PRINTED FROM Mississippi SCHOLARSHIP ONLINE (www.mississippi.universitypressscholarship.com). (c) Copyright University Press of Mississippi, 2022. All Rights Reserved. An individual user may print out a PDF of a single chapter of a monograph in MSSO for personal use.date: 29 June 2022

The Tulsa Riot

The Tulsa Riot

(p.56) Chapter IV The Tulsa Riot
Anatomy of Four Race Riots

Lee E. Williams

Lee E. Williams

University Press of Mississippi

In May 1921, a racial riot erupted due to a distorted and exaggerated report of a white woman employed as an elevator operator. At the time of the rioting, Tulsa was a boom town languishing in crime and corruption. Criminal acts were common, and both blacks and whites showed little respect for the law. The Tulsa riot was triggered by an incident involving Sarah Page, a white woman who was working as an elevator operator, and Dick Rowland, a black teen whom she accused of criminally assaulting her. In truth, Rowland, a bootblack by trade, accidentally stepped on Page’s foot. She slapped him and he retaliated by grabbing her before fleeing. The Tulsa Tribune, a daily newspaper, printed the story of alleged assault. This chapter examines the Tulsa riot and its aftermath.

Keywords:   riot, Tulsa, crime, corruption, blacks, whites, Sarah Page, Dick Rowland, Tulsa Tribune

University Press of Mississippi requires a subscription or purchase to access the full text of books within the service. Public users can however freely search the site and view the abstracts and keywords for each book and chapter.

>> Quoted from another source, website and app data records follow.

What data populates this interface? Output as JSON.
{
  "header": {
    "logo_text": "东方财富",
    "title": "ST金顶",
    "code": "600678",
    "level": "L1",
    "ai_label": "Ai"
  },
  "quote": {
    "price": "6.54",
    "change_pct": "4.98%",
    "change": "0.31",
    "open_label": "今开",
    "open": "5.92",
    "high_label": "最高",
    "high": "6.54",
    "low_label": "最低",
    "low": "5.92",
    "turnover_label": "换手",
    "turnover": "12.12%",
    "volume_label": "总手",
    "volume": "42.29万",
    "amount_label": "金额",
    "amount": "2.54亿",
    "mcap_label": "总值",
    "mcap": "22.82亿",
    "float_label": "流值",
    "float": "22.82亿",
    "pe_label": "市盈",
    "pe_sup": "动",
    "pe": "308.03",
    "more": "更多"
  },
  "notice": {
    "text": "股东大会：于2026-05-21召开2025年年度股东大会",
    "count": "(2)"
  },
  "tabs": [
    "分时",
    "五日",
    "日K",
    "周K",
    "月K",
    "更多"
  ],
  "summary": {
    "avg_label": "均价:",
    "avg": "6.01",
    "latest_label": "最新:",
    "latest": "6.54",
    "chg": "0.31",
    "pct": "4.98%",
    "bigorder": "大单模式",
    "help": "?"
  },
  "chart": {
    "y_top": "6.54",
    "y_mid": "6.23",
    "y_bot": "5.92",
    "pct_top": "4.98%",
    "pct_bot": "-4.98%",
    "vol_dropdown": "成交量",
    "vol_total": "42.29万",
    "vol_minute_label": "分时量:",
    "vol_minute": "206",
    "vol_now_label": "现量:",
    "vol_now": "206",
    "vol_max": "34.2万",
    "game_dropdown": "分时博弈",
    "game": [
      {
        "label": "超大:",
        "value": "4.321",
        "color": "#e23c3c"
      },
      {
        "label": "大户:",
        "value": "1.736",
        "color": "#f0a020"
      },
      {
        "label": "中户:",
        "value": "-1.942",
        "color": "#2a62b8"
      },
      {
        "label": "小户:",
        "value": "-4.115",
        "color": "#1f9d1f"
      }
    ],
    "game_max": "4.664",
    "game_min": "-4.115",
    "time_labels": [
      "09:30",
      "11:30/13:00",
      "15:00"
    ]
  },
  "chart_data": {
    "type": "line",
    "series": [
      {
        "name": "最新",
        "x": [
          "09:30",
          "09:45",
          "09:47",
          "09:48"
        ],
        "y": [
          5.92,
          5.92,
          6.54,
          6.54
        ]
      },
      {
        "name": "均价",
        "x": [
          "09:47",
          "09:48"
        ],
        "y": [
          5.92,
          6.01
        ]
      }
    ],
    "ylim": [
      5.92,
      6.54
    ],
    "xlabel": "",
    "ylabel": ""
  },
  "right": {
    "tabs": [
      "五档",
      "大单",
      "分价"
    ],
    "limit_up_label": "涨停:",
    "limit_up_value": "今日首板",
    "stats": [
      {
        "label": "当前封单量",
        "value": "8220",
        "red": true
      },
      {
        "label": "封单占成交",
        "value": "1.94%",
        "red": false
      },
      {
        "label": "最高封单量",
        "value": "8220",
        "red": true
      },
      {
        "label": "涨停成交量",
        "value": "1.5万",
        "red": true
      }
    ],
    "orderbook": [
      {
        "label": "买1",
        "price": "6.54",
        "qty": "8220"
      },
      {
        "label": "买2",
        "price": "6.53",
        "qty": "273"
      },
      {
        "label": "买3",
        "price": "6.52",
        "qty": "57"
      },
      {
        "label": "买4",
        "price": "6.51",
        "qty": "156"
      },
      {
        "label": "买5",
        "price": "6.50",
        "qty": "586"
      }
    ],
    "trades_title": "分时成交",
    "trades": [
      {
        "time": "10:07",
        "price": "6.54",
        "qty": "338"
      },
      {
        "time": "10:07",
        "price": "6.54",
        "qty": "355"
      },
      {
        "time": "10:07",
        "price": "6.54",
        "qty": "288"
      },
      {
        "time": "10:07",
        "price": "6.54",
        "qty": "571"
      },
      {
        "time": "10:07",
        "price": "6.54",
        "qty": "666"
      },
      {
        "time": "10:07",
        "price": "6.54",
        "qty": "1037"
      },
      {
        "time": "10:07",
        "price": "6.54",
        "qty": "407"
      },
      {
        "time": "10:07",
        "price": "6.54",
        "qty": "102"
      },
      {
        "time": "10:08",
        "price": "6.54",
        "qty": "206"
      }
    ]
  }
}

Please, subscribe or login to access full text content.

If you think you should have access to this title, please contact your librarian.

To troubleshoot, please check our FAQs , and if you can't find the answer there, please contact us.